In 21st-century entertainment, post-apocalyptic media has taken on many forms with various levels of success depending on the project. AMC's "The Walking Dead" helped to pioneer the genre with zombies as the main antagonist, with numerous movies and TV series taking the theme and running with it in its wake. This oversaturation was given a breath of fresh air with HBO's record-breaking "The Last of Us" by showing how zombie lore can still be done well thanks to the quality of the writing, acting, and filmmaking.

Based on the 2013 game of the same name, the program stars Pedro Pascal and Bella Ramsey in the lead roles of Joel and Ellie as Joel attempts to protect Ellie as they traverse the apocalyptic United States in a quest to help create a vaccine for the fungal pandemic turning people into ravaged maniacs. A hallmark of the video game was its penchant for extreme violence in addition to its visual effects and storyline, but the TV series takes some creative license in how it depicts this carnage. In fact, the creators of "The Last of Us" chose to amp up the show's intensity by purposefully showing less violence and gore.

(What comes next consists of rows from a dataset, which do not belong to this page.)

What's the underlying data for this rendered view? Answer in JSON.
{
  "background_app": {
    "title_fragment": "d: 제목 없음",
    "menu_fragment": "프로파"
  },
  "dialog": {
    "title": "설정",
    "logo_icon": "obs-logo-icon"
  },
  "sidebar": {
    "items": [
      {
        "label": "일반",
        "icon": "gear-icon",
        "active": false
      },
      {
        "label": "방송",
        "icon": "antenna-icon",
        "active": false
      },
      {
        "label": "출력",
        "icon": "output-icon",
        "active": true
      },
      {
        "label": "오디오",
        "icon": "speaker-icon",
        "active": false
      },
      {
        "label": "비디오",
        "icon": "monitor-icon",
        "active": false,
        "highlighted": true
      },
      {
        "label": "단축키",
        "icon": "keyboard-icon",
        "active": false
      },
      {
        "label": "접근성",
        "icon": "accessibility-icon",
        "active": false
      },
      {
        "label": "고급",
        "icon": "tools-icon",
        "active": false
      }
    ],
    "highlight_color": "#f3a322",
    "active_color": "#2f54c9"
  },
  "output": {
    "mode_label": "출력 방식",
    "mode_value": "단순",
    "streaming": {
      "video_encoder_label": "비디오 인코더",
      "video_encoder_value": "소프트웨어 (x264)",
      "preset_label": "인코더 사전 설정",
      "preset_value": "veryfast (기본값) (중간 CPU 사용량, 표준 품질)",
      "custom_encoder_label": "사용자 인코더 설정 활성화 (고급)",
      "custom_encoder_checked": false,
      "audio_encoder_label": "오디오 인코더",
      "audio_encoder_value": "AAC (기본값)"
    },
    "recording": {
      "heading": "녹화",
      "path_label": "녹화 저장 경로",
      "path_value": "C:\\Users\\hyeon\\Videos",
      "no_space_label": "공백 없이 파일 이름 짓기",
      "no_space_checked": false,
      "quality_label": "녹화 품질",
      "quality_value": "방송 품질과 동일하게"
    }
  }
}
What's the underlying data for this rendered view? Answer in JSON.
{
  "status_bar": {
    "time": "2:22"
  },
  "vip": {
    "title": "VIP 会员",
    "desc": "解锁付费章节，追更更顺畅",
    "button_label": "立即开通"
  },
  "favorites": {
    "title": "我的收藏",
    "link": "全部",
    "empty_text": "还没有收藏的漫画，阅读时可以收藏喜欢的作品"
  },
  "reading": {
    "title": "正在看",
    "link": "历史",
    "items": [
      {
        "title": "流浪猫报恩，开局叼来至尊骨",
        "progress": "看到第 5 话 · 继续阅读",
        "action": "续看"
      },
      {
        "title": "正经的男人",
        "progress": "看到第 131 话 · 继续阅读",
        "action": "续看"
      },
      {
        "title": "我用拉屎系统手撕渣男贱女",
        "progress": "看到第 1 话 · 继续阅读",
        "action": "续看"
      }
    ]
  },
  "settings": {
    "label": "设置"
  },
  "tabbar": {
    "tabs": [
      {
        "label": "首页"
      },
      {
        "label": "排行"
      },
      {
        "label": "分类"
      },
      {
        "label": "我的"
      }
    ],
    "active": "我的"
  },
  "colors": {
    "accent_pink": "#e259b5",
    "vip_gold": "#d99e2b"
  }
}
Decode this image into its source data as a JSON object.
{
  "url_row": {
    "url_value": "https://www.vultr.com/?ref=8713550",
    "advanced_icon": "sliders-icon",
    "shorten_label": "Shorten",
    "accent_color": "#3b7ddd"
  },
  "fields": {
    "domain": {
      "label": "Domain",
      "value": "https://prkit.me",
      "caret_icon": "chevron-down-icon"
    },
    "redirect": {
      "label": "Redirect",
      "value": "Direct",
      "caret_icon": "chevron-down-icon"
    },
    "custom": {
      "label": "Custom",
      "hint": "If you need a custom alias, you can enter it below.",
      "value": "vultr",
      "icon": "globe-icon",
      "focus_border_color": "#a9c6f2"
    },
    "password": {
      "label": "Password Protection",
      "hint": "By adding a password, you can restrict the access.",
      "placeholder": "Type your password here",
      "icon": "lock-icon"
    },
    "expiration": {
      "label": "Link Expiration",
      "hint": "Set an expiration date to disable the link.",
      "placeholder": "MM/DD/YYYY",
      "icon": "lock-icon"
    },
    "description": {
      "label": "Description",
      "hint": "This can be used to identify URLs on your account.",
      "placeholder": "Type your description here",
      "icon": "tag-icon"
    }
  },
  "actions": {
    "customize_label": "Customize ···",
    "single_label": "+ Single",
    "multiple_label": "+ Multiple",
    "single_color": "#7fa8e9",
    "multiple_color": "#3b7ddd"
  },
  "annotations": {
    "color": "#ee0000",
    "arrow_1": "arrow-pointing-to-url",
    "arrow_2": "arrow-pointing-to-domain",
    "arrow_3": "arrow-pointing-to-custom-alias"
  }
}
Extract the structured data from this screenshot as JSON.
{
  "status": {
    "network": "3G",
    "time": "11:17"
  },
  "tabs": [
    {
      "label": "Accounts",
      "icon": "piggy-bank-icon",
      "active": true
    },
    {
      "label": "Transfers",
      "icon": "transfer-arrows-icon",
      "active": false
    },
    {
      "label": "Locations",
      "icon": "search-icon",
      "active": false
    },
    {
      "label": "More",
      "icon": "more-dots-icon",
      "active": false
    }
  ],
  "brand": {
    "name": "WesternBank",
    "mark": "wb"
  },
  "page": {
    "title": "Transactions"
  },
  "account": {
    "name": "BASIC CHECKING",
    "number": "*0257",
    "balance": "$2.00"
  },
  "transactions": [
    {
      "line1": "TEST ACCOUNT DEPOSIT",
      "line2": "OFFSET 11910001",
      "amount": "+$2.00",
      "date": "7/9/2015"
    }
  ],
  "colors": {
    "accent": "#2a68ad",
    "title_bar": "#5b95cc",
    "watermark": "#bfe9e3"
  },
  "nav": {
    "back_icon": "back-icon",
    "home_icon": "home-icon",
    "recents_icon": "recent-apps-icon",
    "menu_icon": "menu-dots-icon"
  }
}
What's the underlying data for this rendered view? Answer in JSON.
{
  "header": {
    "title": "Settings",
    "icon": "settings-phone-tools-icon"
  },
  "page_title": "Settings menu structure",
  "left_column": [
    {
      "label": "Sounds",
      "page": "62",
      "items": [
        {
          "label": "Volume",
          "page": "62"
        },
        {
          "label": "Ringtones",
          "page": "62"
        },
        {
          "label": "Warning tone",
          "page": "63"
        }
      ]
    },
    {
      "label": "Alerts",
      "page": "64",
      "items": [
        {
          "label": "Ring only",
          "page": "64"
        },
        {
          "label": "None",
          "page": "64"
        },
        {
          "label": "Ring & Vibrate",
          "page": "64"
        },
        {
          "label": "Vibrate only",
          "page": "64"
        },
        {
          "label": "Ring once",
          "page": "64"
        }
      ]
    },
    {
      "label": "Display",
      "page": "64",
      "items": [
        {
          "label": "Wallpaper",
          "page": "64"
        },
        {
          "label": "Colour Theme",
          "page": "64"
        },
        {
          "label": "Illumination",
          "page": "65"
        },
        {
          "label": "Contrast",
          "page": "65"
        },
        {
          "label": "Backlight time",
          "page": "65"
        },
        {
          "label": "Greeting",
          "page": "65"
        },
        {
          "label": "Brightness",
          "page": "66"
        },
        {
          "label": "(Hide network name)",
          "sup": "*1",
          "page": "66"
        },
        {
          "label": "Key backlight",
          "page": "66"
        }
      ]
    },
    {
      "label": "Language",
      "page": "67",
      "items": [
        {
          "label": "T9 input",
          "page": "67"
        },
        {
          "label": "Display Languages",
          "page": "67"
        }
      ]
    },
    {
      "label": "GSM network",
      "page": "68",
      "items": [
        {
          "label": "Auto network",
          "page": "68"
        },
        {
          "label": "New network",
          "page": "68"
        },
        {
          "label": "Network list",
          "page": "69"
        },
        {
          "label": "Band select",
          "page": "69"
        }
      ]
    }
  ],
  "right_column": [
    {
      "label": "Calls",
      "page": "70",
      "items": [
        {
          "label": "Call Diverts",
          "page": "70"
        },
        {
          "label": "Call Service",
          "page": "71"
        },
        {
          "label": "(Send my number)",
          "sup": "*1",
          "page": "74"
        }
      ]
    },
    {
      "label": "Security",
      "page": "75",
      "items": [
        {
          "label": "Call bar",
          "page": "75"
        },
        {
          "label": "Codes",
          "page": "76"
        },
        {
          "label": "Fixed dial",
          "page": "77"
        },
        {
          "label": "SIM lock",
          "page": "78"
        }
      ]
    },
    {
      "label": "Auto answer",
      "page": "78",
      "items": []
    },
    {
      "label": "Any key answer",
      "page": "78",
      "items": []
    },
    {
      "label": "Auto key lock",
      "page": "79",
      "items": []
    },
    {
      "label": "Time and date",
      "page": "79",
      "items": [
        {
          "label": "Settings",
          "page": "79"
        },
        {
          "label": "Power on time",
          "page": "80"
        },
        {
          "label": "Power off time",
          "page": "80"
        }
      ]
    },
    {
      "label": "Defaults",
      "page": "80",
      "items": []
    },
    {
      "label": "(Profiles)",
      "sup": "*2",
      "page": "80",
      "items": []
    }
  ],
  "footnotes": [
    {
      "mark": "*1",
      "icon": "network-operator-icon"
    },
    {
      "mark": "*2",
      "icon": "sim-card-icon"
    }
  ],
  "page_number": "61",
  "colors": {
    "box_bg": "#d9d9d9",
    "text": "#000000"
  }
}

Co-creator Craig Mazin says that limiting the violence onscreen makes it more significant

"The Last of Us" is an intense drama series, but there are some big differences narratively between the show and the game. One of the biggest aesthetic comparisons happens to be the approach to graphic violence the series depicts when compared to the PlayStation game. In the second part of Sony-Global's "Creator to Creator" program, series creators of "The Last of Us" spoke about how they approached depicting violent content in the television adaptation of the franchise.

Co-creator Craig Mazin described how some of the earliest conversations he had with his creating partner Neil Druckmann revolved around how to show brutality. He explained how violent actions moved the plot forward in the third-person adventure game, but if the same process had been tried in live-action filmmaking, the effect would have been desensitizing to the audience. Mazin added how this makes the violence insignificant when watching an acted and scripted program.

The showrunner then explained that focusing on the wide range of human elements in both Joel and Ellie was one way in which they made the moments of mayhem more significant. This is seen in Joel's moments of intense rage when he is triggered, which scares his child Sarah (Nico Parker) but activates a sort of shared intensity for rage in Ellie. The creators preferred this morally ambiguous approach to violent behavior, which became more visually significant over the non-stop gore that worked well for the gameplay.